_Exercise:_ Print the entries once more, unchanged.

_Materials provided:_
++++

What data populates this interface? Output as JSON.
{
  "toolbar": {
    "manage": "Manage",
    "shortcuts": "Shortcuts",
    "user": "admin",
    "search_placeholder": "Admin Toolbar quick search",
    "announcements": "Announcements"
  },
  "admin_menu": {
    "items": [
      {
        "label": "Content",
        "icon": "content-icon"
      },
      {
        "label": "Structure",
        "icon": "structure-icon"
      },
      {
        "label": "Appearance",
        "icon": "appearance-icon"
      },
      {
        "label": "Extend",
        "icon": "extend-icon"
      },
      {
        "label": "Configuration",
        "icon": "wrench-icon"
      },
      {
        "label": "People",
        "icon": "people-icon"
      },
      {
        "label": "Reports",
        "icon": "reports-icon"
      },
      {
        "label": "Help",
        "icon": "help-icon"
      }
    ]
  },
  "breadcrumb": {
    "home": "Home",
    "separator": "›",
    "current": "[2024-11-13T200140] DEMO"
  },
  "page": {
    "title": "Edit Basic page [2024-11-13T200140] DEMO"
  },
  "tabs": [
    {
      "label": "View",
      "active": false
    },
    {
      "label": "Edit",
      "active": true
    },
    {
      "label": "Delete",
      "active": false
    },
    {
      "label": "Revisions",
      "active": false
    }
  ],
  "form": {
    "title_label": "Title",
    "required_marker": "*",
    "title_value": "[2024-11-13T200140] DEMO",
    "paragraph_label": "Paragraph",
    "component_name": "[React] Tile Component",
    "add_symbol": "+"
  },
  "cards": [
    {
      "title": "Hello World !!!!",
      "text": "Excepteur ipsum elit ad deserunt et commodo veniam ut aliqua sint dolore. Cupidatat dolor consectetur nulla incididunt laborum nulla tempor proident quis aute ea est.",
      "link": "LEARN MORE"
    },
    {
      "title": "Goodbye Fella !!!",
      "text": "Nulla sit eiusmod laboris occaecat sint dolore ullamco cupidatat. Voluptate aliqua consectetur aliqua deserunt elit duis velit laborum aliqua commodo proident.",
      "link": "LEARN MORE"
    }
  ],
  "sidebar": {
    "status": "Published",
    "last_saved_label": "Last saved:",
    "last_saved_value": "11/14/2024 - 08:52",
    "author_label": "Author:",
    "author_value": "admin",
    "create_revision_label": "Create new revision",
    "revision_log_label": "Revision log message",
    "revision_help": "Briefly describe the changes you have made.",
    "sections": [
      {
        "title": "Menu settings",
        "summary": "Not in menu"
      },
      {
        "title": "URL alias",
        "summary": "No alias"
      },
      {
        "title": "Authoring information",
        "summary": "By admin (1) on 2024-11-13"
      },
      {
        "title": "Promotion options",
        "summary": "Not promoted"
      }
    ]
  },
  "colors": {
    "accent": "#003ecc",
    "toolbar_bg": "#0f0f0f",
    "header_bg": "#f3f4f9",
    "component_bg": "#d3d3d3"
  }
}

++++

_Reply to the exercise:_
What data populates this interface? Output as JSON.
{
  "toolbar": {
    "manage": "Manage",
    "shortcuts": "Shortcuts",
    "user": "admin",
    "search_placeholder": "Admin Toolbar quick search",
    "announcements": "Announcements"
  },
  "admin_menu": {
    "items": [
      {
        "label": "Content",
        "icon": "content-icon"
      },
      {
        "label": "Structure",
        "icon": "structure-icon"
      },
      {
        "label": "Appearance",
        "icon": "appearance-icon"
      },
      {
        "label": "Extend",
        "icon": "extend-icon"
      },
      {
        "label": "Configuration",
        "icon": "wrench-icon"
      },
      {
        "label": "People",
        "icon": "people-icon"
      },
      {
        "label": "Reports",
        "icon": "reports-icon"
      },
      {
        "label": "Help",
        "icon": "help-icon"
      }
    ]
  },
  "breadcrumb": {
    "home": "Home",
    "separator": "›",
    "current": "[2024-11-13T200140] DEMO"
  },
  "page": {
    "title": "Edit Basic page [2024-11-13T200140] DEMO"
  },
  "tabs": [
    {
      "label": "View",
      "active": false
    },
    {
      "label": "Edit",
      "active": true
    },
    {
      "label": "Delete",
      "active": false
    },
    {
      "label": "Revisions",
      "active": false
    }
  ],
  "form": {
    "title_label": "Title",
    "required_marker": "*",
    "title_value": "[2024-11-13T200140] DEMO",
    "paragraph_label": "Paragraph",
    "component_name": "[React] Tile Component",
    "add_symbol": "+"
  },
  "cards": [
    {
      "title": "Hello World !!!!",
      "text": "Excepteur ipsum elit ad deserunt et commodo veniam ut aliqua sint dolore. Cupidatat dolor consectetur nulla incididunt laborum nulla tempor proident quis aute ea est.",
      "link": "LEARN MORE"
    },
    {
      "title": "Goodbye Fella !!!",
      "text": "Nulla sit eiusmod laboris occaecat sint dolore ullamco cupidatat. Voluptate aliqua consectetur aliqua deserunt elit duis velit laborum aliqua commodo proident.",
      "link": "LEARN MORE"
    }
  ],
  "sidebar": {
    "status": "Published",
    "last_saved_label": "Last saved:",
    "last_saved_value": "11/14/2024 - 08:52",
    "author_label": "Author:",
    "author_value": "admin",
    "create_revision_label": "Create new revision",
    "revision_log_label": "Revision log message",
    "revision_help": "Briefly describe the changes you have made.",
    "sections": [
      {
        "title": "Menu settings",
        "summary": "Not in menu"
      },
      {
        "title": "URL alias",
        "summary": "No alias"
      },
      {
        "title": "Authoring information",
        "summary": "By admin (1) on 2024-11-13"
      },
      {
        "title": "Promotion options",
        "summary": "Not promoted"
      }
    ]
  },
  "colors": {
    "accent": "#003ecc",
    "toolbar_bg": "#0f0f0f",
    "header_bg": "#f3f4f9",
    "component_bg": "#d3d3d3"
  }
}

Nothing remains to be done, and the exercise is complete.